GIVEN RECORDS:
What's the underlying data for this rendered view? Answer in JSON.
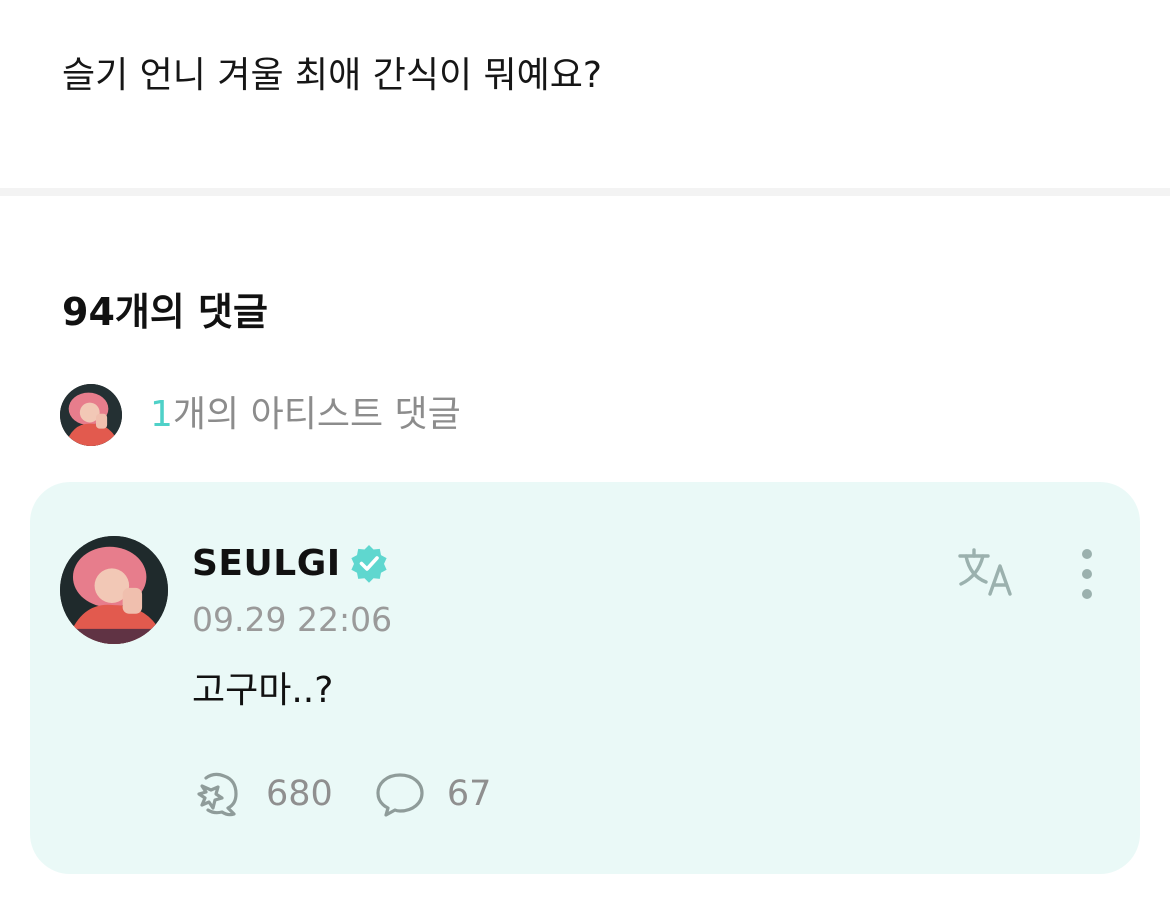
{
  "post": {
    "body": "슬기 언니 겨울 최애 간식이 뭐예요?"
  },
  "comments_section": {
    "title": "94개의 댓글",
    "artist_count_num": "1",
    "artist_count_suffix": "개의 아티스트 댓글"
  },
  "artist_comment": {
    "author": "SEULGI",
    "timestamp": "09.29 22:06",
    "text": "고구마..?",
    "like_count": "680",
    "reply_count": "67"
  },
  "icons": {
    "verified": "verified-badge-icon",
    "translate": "translate-icon",
    "more": "more-vertical-icon",
    "like": "cheer-like-icon",
    "reply": "reply-bubble-icon"
  },
  "colors": {
    "accent": "#4fd1c8",
    "card_background": "#eaf9f7",
    "muted_text": "#8c8c8c"
  }
}
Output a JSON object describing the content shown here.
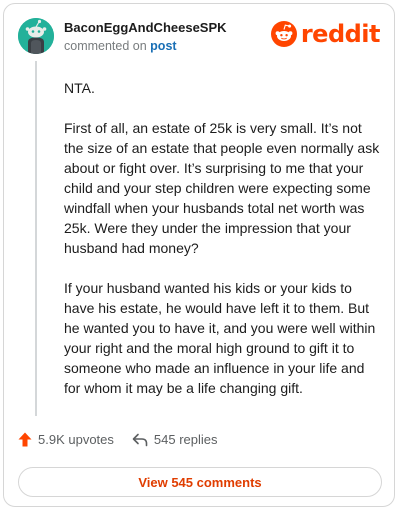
{
  "comment": {
    "author": "BaconEggAndCheeseSPK",
    "commented_on": "commented on",
    "post_link": "post",
    "paragraphs": [
      "NTA.",
      "First of all, an estate of 25k is very small. It’s not the size of an estate that people even normally ask about or fight over. It’s surprising to me that your child and your step children were expecting some windfall when your husbands total net worth was 25k. Were they under the impression that your husband had money?",
      "If your husband wanted his kids or your kids to have his estate, he would have left it to them. But he wanted you to have it, and you were well within your right and the moral high ground to gift it to someone who made an influence in your life and for whom it may be a life changing gift."
    ]
  },
  "brand": {
    "name": "reddit",
    "icon": "reddit-snoo-icon",
    "color": "#ff4500"
  },
  "actions": {
    "upvotes_label": "5.9K upvotes",
    "upvote_icon": "upvote-arrow-icon",
    "upvote_color": "#ff4500",
    "replies_label": "545 replies",
    "reply_icon": "reply-arrow-icon"
  },
  "footer": {
    "view_comments_label": "View 545 comments"
  }
}
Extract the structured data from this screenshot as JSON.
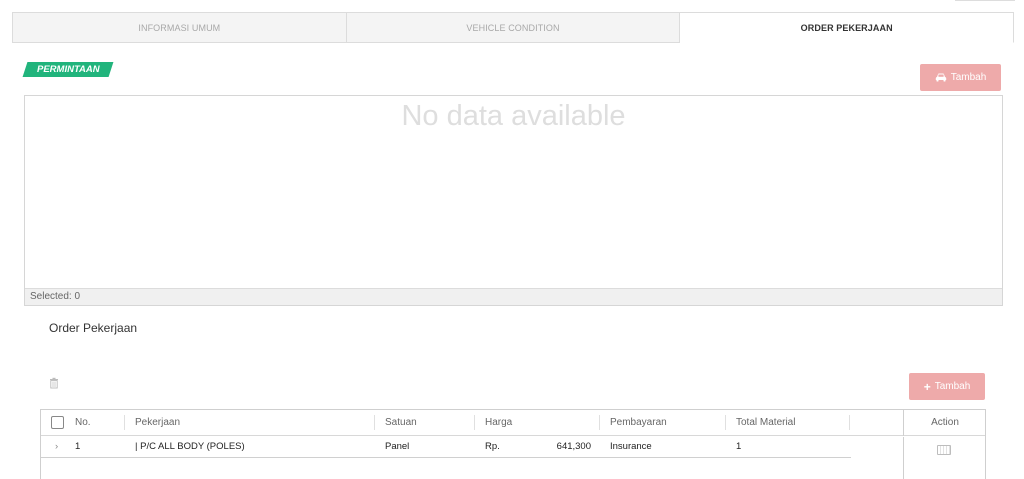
{
  "tabs": [
    {
      "label": "INFORMASI UMUM",
      "active": false
    },
    {
      "label": "VEHICLE CONDITION",
      "active": false
    },
    {
      "label": "ORDER PEKERJAAN",
      "active": true
    }
  ],
  "permintaan": {
    "badge": "PERMINTAAN",
    "add_button": "Tambah",
    "add_icon": "car-icon",
    "empty_text": "No data available",
    "footer": "Selected: 0"
  },
  "order": {
    "title": "Order Pekerjaan",
    "delete_icon": "trash-icon",
    "add_button": "Tambah",
    "add_icon": "plus-icon",
    "columns": [
      "No.",
      "Pekerjaan",
      "Satuan",
      "Harga",
      "Pembayaran",
      "Total Material",
      "Action"
    ],
    "rows": [
      {
        "no": "1",
        "pekerjaan": "| P/C ALL BODY (POLES)",
        "satuan": "Panel",
        "harga_currency": "Rp.",
        "harga_value": "641,300",
        "pembayaran": "Insurance",
        "total_material": "1",
        "action_icon": "keyboard-icon"
      }
    ]
  },
  "colors": {
    "accent": "#21b47c",
    "button_disabled": "#eeaaaa"
  }
}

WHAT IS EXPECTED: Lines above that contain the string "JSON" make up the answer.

EXPECTED OUTPUT:
What's the underlying data for this rendered view? Answer in JSON.
Output a JSON object describing the content shown here.
Extract the structured data from this screenshot as JSON.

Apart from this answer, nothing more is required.